Supervise your puppy to avoid the development of destructive behaviors. If you must leave home for extended periods, buy a strongly constructed playpen for your puppy, and put his crate inside the pen with the crate door fastened open. This allows him to exercise and to have a separate place to eliminate on thick papers or pads so that he won't be subjected to discomfort and danger. Puppies teethe nearly non-stop until they are about 9 months of age. Since pit bulls have powerful jaws, make sure your pup has a solid rubber or nylon chew toy to keep him appropriately occupied away from hazards or your furniture, while soothing his teething pains.
Establish rules, and stick with them from day one. Most dogs like routine, which lets them feel that things are under control. Since each pit bull must act as an ambassador for all pit bulls, they especially need well-defined limits in order to be seen as “good dogs” that are well trained and obedient; so begin basic training early.
Exercise your high-energy pit bull puppy at least once each day, and preferably twice, to keep him fit and help drain excess energy that may lead to acting out or destructive behavior. Make leash training part of his exercise. Teaching him the proper way to walk with, rather than in front of or against you, gives you greater control in public places where dog-to-dog interactions may occur. Some dogs may have trouble with leash training or particular training styles, so you may need to research to find the right method to fit your pup’s personality.

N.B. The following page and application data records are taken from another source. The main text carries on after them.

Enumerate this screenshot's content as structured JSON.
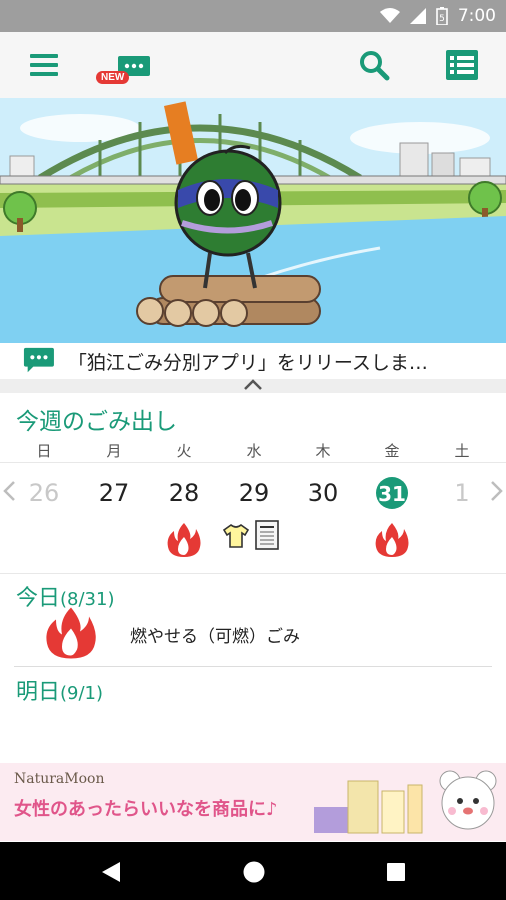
{
  "status_bar": {
    "time": "7:00",
    "battery_level": "5"
  },
  "app_bar": {
    "new_badge": "NEW"
  },
  "news": {
    "text": "「狛江ごみ分別アプリ」をリリースしま…"
  },
  "week": {
    "title": "今週のごみ出し",
    "weekdays": [
      "日",
      "月",
      "火",
      "水",
      "木",
      "金",
      "土"
    ],
    "dates": [
      "26",
      "27",
      "28",
      "29",
      "30",
      "31",
      "1"
    ],
    "today_index": 5
  },
  "today": {
    "label": "今日",
    "date": "(8/31)",
    "item": "燃やせる（可燃）ごみ"
  },
  "tomorrow": {
    "label": "明日",
    "date": "(9/1)"
  },
  "ad": {
    "brand": "NaturaMoon",
    "copy": "女性のあったらいいなを商品に♪"
  },
  "colors": {
    "accent": "#1a9a78",
    "fire": "#e53935"
  }
}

Contact your veterinarian, dog trainer or local chapters of the ASPCA, Humane Society or pit bull rescue group for recommendations.
Give your puppy something to do. Bored puppies often find trouble to get into, not because they are bad, but because they simply have nothing else to do and don't know any better. Pit bulls need intellectual stimulation as well as physical activity to keep them happy. Play interactive ball, tug-of-war or disk-throwing games with your puppy regularly, and provide stimulating hide-and-seek toys like a stuffed Kong-type toy filled with peanut butter or other treat for him to “find” when you can’t interact directly. In addition to Kong-type toys, the Humane Society of the United States recommends Nylabone and Busy Box-types for healthy distraction.

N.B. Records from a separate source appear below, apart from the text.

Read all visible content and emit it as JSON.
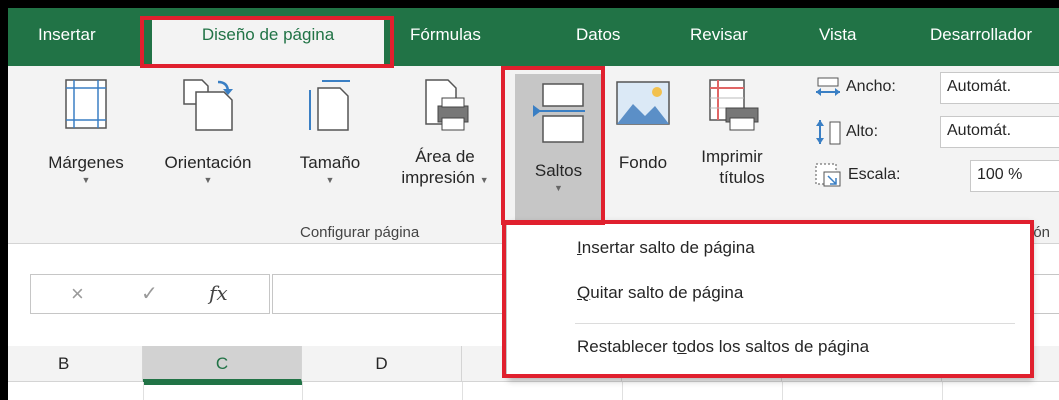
{
  "tabs": [
    "Insertar",
    "Diseño de página",
    "Fórmulas",
    "Datos",
    "Revisar",
    "Vista",
    "Desarrollador"
  ],
  "ribbon": {
    "buttons": {
      "margenes": "Márgenes",
      "orientacion": "Orientación",
      "tamano": "Tamaño",
      "area_line1": "Área de",
      "area_line2": "impresión",
      "saltos": "Saltos",
      "fondo": "Fondo",
      "imprimir_line1": "Imprimir",
      "imprimir_line2": "títulos"
    },
    "group_label": "Configurar página",
    "group_label_cut": "ión",
    "scale": {
      "ancho_label": "Ancho:",
      "ancho_value": "Automát.",
      "alto_label": "Alto:",
      "alto_value": "Automát.",
      "escala_label": "Escala:",
      "escala_value": "100 %"
    }
  },
  "formula_bar": {
    "cancel_icon": "×",
    "enter_icon": "✓",
    "fx_label": "fx"
  },
  "columns": [
    "B",
    "C",
    "D"
  ],
  "menu": {
    "items": [
      {
        "pre": "",
        "u": "I",
        "post": "nsertar salto de página"
      },
      {
        "pre": "",
        "u": "Q",
        "post": "uitar salto de página"
      },
      {
        "pre": "Restablecer t",
        "u": "o",
        "post": "dos los saltos de página"
      }
    ]
  },
  "colors": {
    "accent": "#217346",
    "highlight": "#e0202e"
  }
}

Introduce your new pup to other dogs, people and places as soon and as often as possible. Pit bulls need socialization. They are almost never people-aggressive, but generations of breeding them to fight other animals has endowed many individuals with dog-aggressiveness. This has given pit bulls an undeserved reputation for aggressiveness in general. You can best combat that false impression by raising your puppy to be a well-socialized dog. Like human children, puppies learn best when they are young, so enroll your pup in an obedience class that stresses good social skills as well as the basic commands to sit, stay, come and heel. Earning the AKC Canine Good Citizen (CGC) certificate is a good place for your pit bull puppy to start.
Items You Will Need

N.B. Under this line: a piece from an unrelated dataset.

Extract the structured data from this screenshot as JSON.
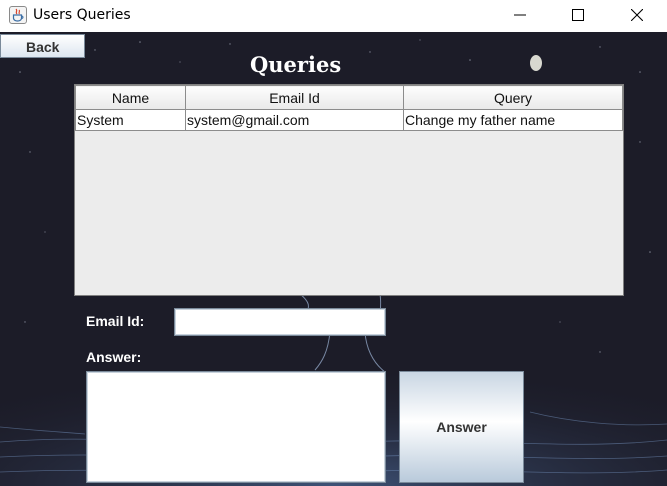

- Food and water bowls
- Collar with identification
- Puppy toys
- Potty training supplies
- Training crate
- Puppy playpen
- Never leave any puppy unsupervised off leash outside his own fenced yard or home.
- Never leave your puppy in a crate when you are away. Use a playpen, hire a dog sitter or leave him at a doggie day care facility.
- The Humane Society of the United States: Bringing Your New Dog Home
- The Humane Society of the United States: Crate Training
- American Society for Prevention of Cruely to Animals: The Truth About Pitbulls
- Pet Education.com: House Training
- Pet Education.com: Tooth Eruptions: When Puppies Get Their Teeth
- The Humane Society of the United States: Dog Toys
- puppy image by sonya etchison from Fotolia.com